But even if peers reach the target of 600 members, the Lords will still be the biggest second chamber in the world. France manages on 348 members. Spain with 257. India, with over a billion people, has just 245 and Japan 242 (and bear in mind these are all in the top ten largest).
There is absolutely no need for our revising chamber to be packed to the rafters with unaccountable appointees and political donors. We could secure a much more efficient, hard-working, dedicated revising chamber if we stopped treating it as a retirement home for party grandees.
It’s very telling that the press release talks about being on track ‘within the time-frame’ rather than a specific year.
That’s because Nasa plans to have people on Mars by the time these proposals are fully introduced.
Bizarrely, the new report doesn’t refer to the ‘time frame’ either. Perhaps out of embarrassment: the time frame is by the end of the 2027-2032 Parliament.
In a world of driverless cars and artificial intelligence, the Lords could remain totally unelected: run by Bishops, hereditary peers and friends of the Prime Minister.
Oh, we should note that the power of the Church of England Bishops and hereditary peers will actually increase – their number is fixed; so while the number of other Lords goes down, theirs stays the same, increasing their voting power.
Twisting the numbers
Not only are these goals depressing in their lack of ambition, the claim that the House is currently ‘on track’ appears to totally ignore the 13 new peerages Theresa May made in May this year.
During the clamour of the Royal Wedding, the PM pushed through over a dozen partisan appointments.
But because “the Prime Minister forewarned [the Committee] about [it] and described as ‘a legacy issue arising from the general election’, the Lord Speaker’s Committee have decided not to include those appointments in their figures.”
That’s like giving up biscuits for lent, then allowing yourself a pack of rich teas on the first weekend, simply because you wanted to ‘in advance’…
Theresa May has promised: “I intend to continue with the restraint [re. new peerages] I have exercised to date, and when making appointments, to allocate them fairly.”
Here lies a further problem. With no legal basis, Theresa May or the next Prime Minister could just choose to ignore the plan altogether.
Missing the point
It’s frankly astounding that being ‘on target’ to reduce the size of the Lords to 600 by 2027 – or 2032 when you include Bishops – is treated as a tremendous ‘step forward’.
One would almost assume the Lord Speaker’s report was a mere attempt to ‘look busy’ in the face of overwhelming calls for real reform of the bloated, undemocratic second chamber.
This latest statement from the Lords comes at an interesting time: this week the Times revealed that some Lords are actively lobbying for foreign states and Russian business interests.
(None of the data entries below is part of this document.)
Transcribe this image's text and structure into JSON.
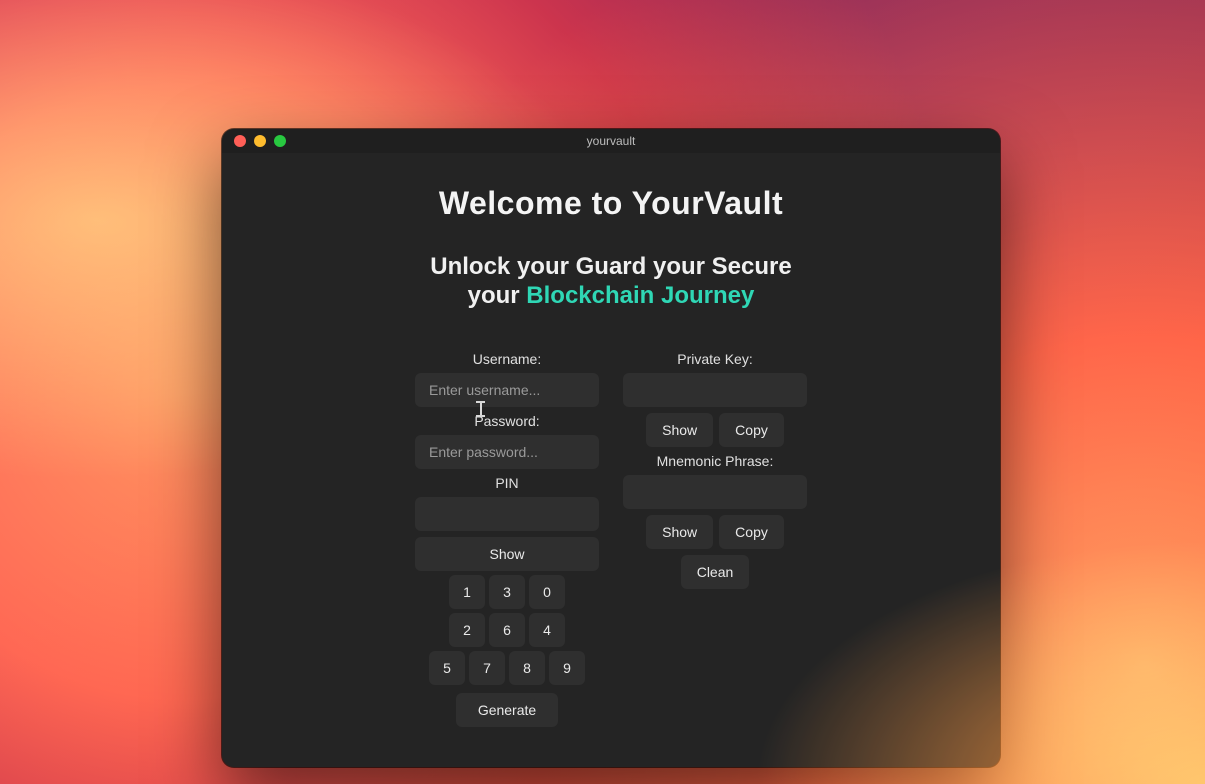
{
  "window": {
    "title": "yourvault"
  },
  "traffic_lights": {
    "close": "close",
    "minimize": "minimize",
    "zoom": "zoom"
  },
  "header": {
    "welcome": "Welcome to YourVault"
  },
  "tagline": {
    "part1": "Unlock your ",
    "part2": " Guard your ",
    "part3": " Secure your ",
    "accent": "Blockchain Journey"
  },
  "left": {
    "username_label": "Username:",
    "username_placeholder": "Enter username...",
    "username_value": "",
    "password_label": "Password:",
    "password_placeholder": "Enter password...",
    "password_value": "",
    "pin_label": "PIN",
    "pin_value": "",
    "show_label": "Show",
    "keypad_rows": [
      [
        "1",
        "3",
        "0"
      ],
      [
        "2",
        "6",
        "4"
      ],
      [
        "5",
        "7",
        "8",
        "9"
      ]
    ],
    "generate_label": "Generate"
  },
  "right": {
    "private_key_label": "Private Key:",
    "private_key_value": "",
    "pk_show_label": "Show",
    "pk_copy_label": "Copy",
    "mnemonic_label": "Mnemonic Phrase:",
    "mnemonic_value": "",
    "mn_show_label": "Show",
    "mn_copy_label": "Copy",
    "clean_label": "Clean"
  },
  "colors": {
    "window_bg": "#242424",
    "field_bg": "#2f2f2f",
    "text": "#e8e8e8",
    "accent": "#2fd7b5"
  }
}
You couldn’t make it up. And of course, with no public sanction, they can get away with it. Smaller Lords or no, there is absolutely no way for voters to kick out these lobbyist Lords.
This issue and others (including expenses cheating) will not go away until the light of accountability shines on the oversized, undemocratic edifice that is the ‘upper’ house.
We are beyond the point of sticking plaster solutions now: let’s treat this problem for good.